• **Available records**:

:::::

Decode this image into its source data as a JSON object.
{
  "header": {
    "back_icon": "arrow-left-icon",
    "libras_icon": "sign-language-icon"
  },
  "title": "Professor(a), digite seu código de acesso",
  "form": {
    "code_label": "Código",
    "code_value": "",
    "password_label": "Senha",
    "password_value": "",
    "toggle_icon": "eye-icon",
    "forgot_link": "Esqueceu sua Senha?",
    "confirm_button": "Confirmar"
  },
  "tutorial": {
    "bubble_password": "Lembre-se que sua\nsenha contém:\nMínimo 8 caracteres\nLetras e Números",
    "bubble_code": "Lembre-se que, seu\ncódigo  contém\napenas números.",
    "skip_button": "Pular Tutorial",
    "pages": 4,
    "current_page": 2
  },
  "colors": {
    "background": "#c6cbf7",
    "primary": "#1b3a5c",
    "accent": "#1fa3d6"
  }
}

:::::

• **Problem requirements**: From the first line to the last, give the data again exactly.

• **Task output**:
Decode this image into its source data as a JSON object.
{
  "header": {
    "back_icon": "arrow-left-icon",
    "libras_icon": "sign-language-icon"
  },
  "title": "Professor(a), digite seu código de acesso",
  "form": {
    "code_label": "Código",
    "code_value": "",
    "password_label": "Senha",
    "password_value": "",
    "toggle_icon": "eye-icon",
    "forgot_link": "Esqueceu sua Senha?",
    "confirm_button": "Confirmar"
  },
  "tutorial": {
    "bubble_password": "Lembre-se que sua\nsenha contém:\nMínimo 8 caracteres\nLetras e Números",
    "bubble_code": "Lembre-se que, seu\ncódigo  contém\napenas números.",
    "skip_button": "Pular Tutorial",
    "pages": 4,
    "current_page": 2
  },
  "colors": {
    "background": "#c6cbf7",
    "primary": "#1b3a5c",
    "accent": "#1fa3d6"
  }
}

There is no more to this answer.